Like many coastal North Carolina students, I watched the national news coverage of my hometown follow the storm that was Hurricane Florence slowly taking apart pieces of my home from a distance. I watched camera crews from CNN, the Today Show and NBC drive through the most familiar streets I know, showing fresh tragedy and destruction.

It is all surreal — to watch your home be torn apart by an uncontrollable force on a screen. But it’s even worse to watch it become a laughing stock.

Thousands of students left Elon University the weekend of the storm to their homes in the Northeast, to see their family and friends. Posts with captions such as, “Thank you Hurricane Florence!” frequented my social media feeds after Jon Dooley, vice president for Student Life, suggested students return home. I tried to ignore these comments, knowing that many students were too oblivious to understand the seriousness and closeness of the tragedy.

Elon University is only three hours from the coast. These students treated the beginning of semester break like a vacation, posting polished photos of how great their six-day trip was. But only a couple hundred miles from their school, communities were losing all they have.

I watched my peers relish in a vacation while my hometown was pulled apart. My neighbors, community and family are now deeply hurting because of this disaster.
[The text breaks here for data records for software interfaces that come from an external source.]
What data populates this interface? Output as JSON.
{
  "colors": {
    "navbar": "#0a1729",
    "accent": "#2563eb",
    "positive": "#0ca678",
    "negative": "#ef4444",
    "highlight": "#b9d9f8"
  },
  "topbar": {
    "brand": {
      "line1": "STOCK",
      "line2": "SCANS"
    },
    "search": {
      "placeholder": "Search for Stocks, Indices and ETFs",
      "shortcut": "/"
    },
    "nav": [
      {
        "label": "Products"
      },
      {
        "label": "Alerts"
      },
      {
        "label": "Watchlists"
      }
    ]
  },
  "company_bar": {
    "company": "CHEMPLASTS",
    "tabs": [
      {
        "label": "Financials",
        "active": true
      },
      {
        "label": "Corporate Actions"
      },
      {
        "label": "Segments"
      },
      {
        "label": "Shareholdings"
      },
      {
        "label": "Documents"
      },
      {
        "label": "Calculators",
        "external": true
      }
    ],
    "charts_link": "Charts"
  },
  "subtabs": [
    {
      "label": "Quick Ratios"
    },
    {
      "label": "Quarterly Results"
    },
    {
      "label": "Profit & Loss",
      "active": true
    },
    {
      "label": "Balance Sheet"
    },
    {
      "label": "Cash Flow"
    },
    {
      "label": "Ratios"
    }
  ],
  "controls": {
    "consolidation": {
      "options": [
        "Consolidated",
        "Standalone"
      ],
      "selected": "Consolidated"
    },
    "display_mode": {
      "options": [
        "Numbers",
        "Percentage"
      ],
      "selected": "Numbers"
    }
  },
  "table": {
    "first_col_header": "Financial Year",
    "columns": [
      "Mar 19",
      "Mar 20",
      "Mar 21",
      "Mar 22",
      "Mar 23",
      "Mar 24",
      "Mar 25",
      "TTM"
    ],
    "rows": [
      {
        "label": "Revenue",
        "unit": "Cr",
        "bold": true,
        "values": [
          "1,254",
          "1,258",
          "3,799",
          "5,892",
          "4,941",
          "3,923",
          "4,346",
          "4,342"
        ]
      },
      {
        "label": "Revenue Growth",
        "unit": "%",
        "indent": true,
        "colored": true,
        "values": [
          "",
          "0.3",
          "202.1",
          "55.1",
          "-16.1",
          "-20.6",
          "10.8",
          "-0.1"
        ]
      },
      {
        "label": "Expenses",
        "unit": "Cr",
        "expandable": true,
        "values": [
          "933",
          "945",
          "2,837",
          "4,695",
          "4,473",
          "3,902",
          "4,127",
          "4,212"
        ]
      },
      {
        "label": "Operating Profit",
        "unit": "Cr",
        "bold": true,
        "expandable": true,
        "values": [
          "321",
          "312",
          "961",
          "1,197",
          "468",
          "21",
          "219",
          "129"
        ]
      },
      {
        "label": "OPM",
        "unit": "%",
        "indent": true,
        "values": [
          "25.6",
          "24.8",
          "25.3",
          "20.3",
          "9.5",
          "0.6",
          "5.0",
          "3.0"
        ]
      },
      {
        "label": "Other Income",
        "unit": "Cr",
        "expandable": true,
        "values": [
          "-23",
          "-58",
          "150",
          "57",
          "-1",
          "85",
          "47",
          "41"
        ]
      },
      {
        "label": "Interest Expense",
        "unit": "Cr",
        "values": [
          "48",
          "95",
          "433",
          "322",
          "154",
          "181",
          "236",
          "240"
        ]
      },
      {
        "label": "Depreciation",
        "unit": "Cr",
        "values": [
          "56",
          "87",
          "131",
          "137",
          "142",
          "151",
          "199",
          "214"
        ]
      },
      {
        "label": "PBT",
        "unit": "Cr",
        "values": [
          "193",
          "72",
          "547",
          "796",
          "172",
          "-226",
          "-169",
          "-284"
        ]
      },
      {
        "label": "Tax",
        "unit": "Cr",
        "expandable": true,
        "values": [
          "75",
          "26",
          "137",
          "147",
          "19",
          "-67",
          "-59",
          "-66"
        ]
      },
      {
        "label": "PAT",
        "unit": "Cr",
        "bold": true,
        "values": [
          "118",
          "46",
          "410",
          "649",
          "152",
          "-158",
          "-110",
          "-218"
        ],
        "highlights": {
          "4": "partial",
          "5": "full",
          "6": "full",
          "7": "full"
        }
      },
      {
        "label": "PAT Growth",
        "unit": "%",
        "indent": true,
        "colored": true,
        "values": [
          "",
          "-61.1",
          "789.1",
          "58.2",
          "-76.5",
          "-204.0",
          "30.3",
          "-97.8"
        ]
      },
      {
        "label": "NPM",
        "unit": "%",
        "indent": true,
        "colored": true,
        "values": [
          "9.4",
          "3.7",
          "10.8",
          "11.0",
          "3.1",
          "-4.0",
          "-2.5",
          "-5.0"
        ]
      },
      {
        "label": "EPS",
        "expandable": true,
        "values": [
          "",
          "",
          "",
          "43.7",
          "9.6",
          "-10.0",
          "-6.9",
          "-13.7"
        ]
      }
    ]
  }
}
It seems trite to remind Elon students that they are a part of the North Carolina community while they are here. The entire state — their state — is hurting from this disaster. Rather than using this natural disaster as a cute caption on your Instagram post, as an excuse fly to your untouched home, use it as a chance to empathize with those around you. See being a temporary North Carolina resident as a privilege and opportunity to serve the state during its loss.